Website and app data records
--

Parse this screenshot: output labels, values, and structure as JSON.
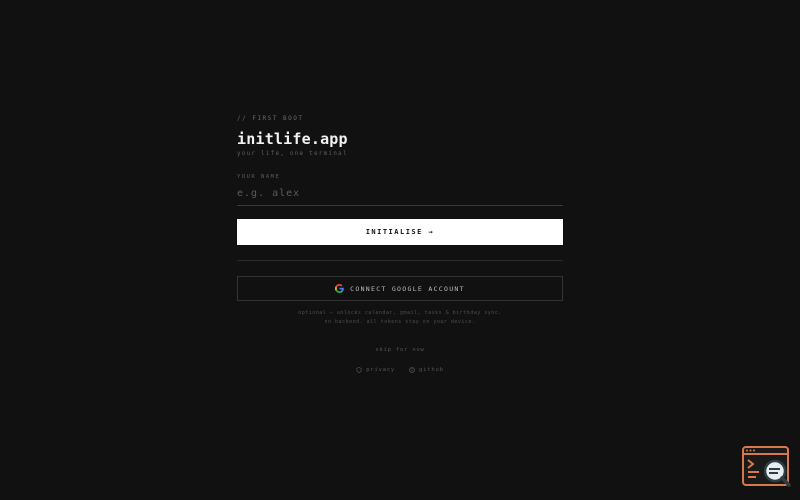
{
  "boot": {
    "label": "// FIRST BOOT"
  },
  "app": {
    "title": "initlife.app",
    "subtitle": "your life, one terminal"
  },
  "name_field": {
    "label": "YOUR NAME",
    "placeholder": "e.g. alex",
    "value": ""
  },
  "initialise_button": {
    "label": "INITIALISE →"
  },
  "google_button": {
    "label": "CONNECT GOOGLE ACCOUNT",
    "icon": "google-icon"
  },
  "note": {
    "line1": "optional — unlocks calendar, gmail, tasks & birthday sync.",
    "line2": "no backend. all tokens stay on your device."
  },
  "skip": {
    "label": "skip for now"
  },
  "footer": {
    "privacy_label": "privacy",
    "privacy_icon": "shield-icon",
    "github_label": "github",
    "github_icon": "github-icon"
  },
  "colors": {
    "background": "#111111",
    "primary_button": "#ffffff",
    "accent_widget": "#d9784a"
  }
}
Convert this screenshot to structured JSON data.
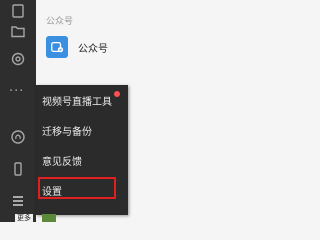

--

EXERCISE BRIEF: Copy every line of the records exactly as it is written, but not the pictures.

SOLUTION:
Parse this screenshot: output labels, values, and structure as JSON.
{
  "boot": {
    "label": "// FIRST BOOT"
  },
  "app": {
    "title": "initlife.app",
    "subtitle": "your life, one terminal"
  },
  "name_field": {
    "label": "YOUR NAME",
    "placeholder": "e.g. alex",
    "value": ""
  },
  "initialise_button": {
    "label": "INITIALISE →"
  },
  "google_button": {
    "label": "CONNECT GOOGLE ACCOUNT",
    "icon": "google-icon"
  },
  "note": {
    "line1": "optional — unlocks calendar, gmail, tasks & birthday sync.",
    "line2": "no backend. all tokens stay on your device."
  },
  "skip": {
    "label": "skip for now"
  },
  "footer": {
    "privacy_label": "privacy",
    "privacy_icon": "shield-icon",
    "github_label": "github",
    "github_icon": "github-icon"
  },
  "colors": {
    "background": "#111111",
    "primary_button": "#ffffff",
    "accent_widget": "#d9784a"
  }
}
Convert this screenshot to structured JSON data.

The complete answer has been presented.